Excerpts from an interface dataset:

┏━━

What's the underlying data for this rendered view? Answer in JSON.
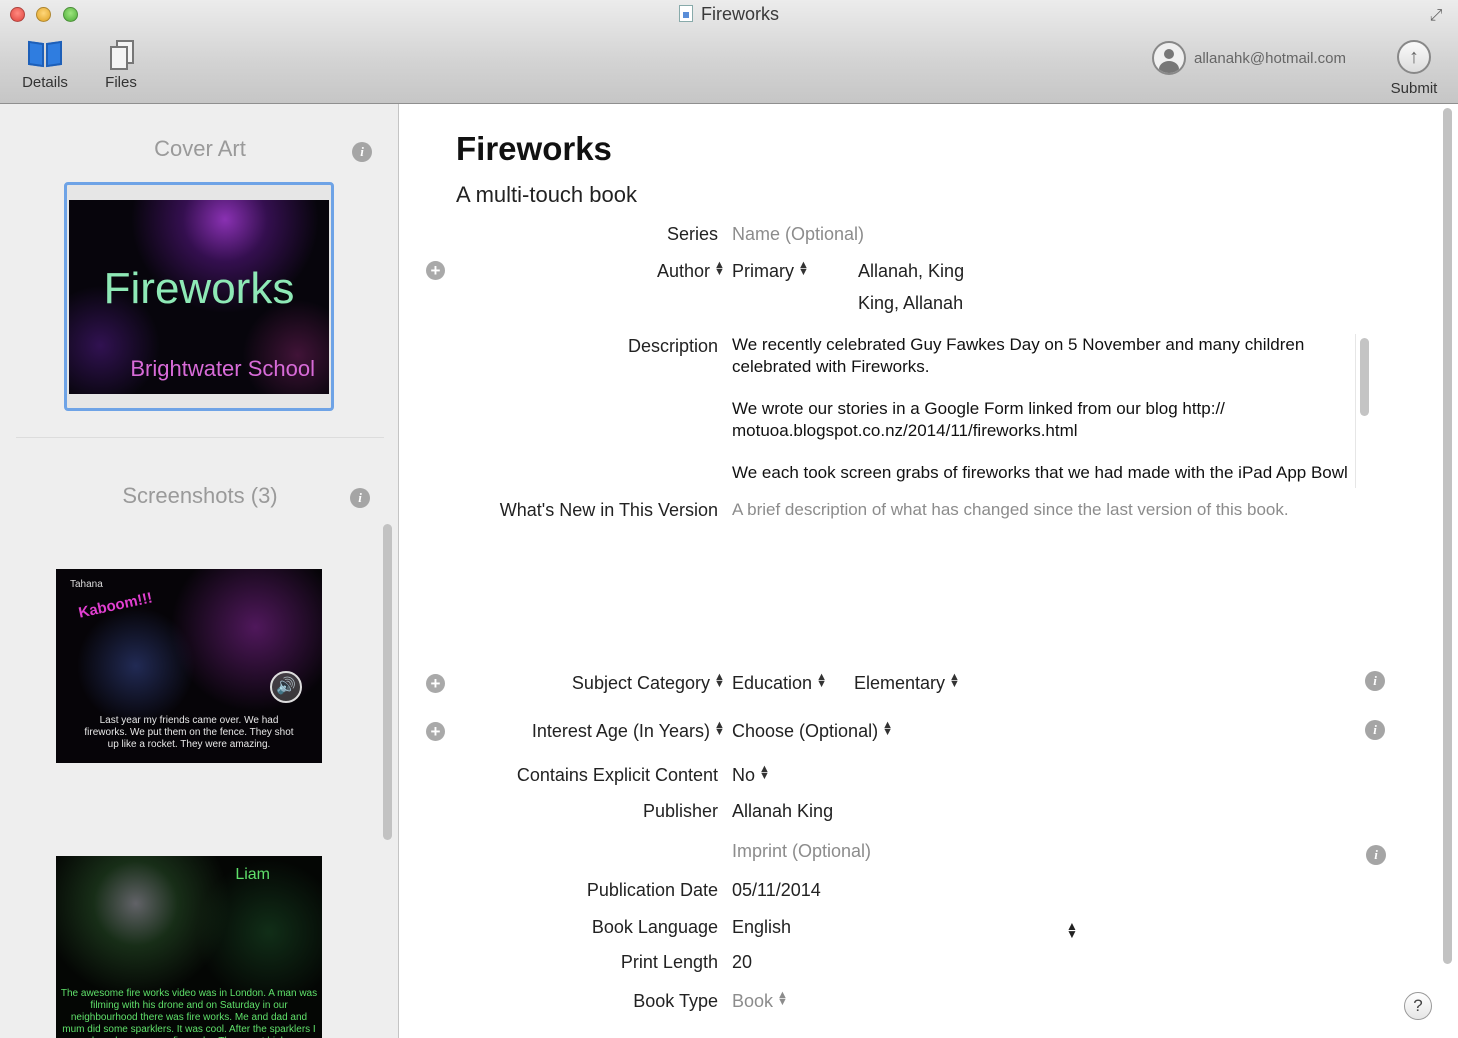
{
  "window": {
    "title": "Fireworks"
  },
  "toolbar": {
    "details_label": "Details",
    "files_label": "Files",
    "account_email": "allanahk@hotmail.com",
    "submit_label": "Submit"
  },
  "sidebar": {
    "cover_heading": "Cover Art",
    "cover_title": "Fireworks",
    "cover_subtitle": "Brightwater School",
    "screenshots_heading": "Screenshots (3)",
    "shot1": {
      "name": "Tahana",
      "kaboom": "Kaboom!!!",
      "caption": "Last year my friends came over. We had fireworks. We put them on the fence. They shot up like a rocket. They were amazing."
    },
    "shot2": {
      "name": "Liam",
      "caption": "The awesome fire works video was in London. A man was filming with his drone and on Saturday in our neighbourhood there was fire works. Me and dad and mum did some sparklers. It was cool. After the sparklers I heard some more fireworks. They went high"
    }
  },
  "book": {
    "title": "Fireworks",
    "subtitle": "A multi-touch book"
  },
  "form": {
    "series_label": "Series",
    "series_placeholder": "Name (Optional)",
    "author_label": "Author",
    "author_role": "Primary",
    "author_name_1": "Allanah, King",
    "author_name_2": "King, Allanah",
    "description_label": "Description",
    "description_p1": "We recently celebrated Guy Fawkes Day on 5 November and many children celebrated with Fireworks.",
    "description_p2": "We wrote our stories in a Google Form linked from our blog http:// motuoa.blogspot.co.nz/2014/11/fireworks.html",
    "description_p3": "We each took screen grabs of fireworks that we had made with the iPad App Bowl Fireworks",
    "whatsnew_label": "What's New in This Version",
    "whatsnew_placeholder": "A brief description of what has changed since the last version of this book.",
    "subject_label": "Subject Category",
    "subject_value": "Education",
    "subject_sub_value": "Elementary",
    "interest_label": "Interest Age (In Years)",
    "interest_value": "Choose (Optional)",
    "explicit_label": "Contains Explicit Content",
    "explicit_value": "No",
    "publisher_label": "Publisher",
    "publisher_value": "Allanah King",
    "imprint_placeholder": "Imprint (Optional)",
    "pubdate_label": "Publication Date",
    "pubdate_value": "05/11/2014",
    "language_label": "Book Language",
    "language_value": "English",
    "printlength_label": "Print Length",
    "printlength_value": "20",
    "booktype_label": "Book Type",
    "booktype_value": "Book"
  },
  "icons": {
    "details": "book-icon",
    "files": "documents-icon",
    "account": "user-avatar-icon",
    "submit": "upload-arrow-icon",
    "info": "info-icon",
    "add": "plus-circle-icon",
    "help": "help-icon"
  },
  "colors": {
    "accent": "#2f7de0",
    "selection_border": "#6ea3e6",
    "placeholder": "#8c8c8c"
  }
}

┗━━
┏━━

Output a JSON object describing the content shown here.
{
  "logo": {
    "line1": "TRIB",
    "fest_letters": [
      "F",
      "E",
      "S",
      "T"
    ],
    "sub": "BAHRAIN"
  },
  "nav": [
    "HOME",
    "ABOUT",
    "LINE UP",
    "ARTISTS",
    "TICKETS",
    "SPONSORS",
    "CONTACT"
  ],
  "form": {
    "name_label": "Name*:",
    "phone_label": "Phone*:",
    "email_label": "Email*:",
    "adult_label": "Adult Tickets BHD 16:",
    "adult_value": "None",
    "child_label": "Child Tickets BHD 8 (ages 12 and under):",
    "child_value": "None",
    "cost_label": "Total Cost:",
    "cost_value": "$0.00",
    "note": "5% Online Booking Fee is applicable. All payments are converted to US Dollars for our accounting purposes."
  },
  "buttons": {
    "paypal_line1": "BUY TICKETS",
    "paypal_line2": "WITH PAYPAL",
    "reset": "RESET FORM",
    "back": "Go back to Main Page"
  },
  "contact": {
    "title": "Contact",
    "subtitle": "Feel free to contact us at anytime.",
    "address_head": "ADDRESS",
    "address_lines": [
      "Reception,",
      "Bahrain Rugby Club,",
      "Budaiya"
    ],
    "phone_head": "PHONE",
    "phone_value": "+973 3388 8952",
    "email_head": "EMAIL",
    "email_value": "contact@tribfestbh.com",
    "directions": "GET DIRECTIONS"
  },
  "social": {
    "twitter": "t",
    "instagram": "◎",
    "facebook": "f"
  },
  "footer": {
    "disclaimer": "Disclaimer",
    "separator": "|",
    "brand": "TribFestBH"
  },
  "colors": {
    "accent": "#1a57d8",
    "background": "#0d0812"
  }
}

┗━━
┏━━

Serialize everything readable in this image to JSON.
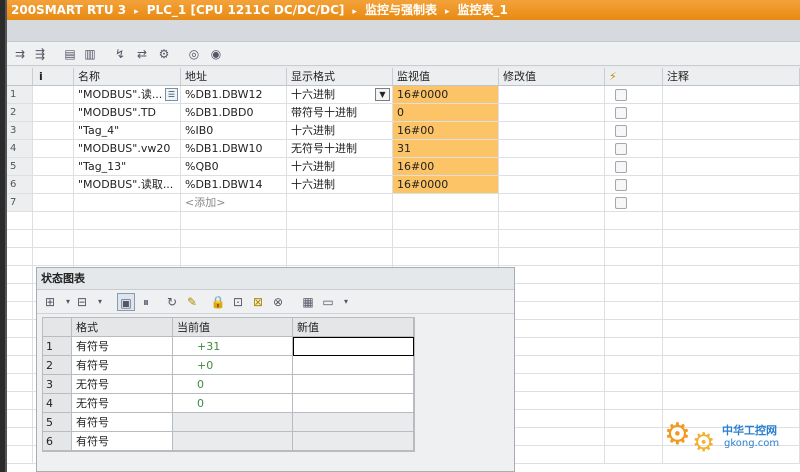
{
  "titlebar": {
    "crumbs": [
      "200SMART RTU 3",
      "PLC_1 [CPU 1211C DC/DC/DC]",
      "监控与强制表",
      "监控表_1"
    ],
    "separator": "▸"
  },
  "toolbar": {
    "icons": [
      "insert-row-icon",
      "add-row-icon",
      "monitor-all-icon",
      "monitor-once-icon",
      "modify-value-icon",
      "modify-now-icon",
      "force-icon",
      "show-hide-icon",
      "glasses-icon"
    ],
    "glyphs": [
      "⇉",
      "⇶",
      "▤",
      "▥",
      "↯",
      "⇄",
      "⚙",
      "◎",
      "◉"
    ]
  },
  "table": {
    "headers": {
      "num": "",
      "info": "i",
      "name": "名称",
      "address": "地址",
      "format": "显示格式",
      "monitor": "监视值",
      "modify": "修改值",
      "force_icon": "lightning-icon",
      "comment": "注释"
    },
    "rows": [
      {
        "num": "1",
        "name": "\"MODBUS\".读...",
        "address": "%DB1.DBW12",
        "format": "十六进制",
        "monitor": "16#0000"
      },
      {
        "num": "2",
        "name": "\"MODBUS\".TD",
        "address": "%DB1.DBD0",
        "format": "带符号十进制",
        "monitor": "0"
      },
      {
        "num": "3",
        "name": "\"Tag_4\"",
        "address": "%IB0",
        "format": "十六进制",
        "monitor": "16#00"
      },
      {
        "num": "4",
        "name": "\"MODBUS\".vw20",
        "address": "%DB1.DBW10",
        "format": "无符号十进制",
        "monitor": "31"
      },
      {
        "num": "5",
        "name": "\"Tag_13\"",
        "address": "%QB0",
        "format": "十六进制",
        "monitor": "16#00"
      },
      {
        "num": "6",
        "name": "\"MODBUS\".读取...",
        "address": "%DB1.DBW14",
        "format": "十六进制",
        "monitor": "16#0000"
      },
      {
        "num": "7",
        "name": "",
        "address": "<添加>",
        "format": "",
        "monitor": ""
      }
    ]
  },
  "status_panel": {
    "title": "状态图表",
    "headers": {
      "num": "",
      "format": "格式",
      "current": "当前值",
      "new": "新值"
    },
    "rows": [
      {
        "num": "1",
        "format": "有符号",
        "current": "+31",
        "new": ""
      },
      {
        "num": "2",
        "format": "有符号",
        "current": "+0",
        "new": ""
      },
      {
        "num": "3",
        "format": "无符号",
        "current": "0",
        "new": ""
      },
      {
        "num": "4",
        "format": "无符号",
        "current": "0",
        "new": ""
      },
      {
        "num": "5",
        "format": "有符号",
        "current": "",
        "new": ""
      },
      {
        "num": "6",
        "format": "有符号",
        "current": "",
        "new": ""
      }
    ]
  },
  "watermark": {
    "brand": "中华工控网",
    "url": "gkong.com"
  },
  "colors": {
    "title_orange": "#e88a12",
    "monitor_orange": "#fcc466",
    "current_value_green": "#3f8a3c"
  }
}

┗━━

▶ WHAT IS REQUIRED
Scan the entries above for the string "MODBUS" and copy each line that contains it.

▶ EXERCISE RESPONSE
        "name": "\"MODBUS\".读...",
        "name": "\"MODBUS\".TD",
        "name": "\"MODBUS\".vw20",
        "name": "\"MODBUS\".读取...",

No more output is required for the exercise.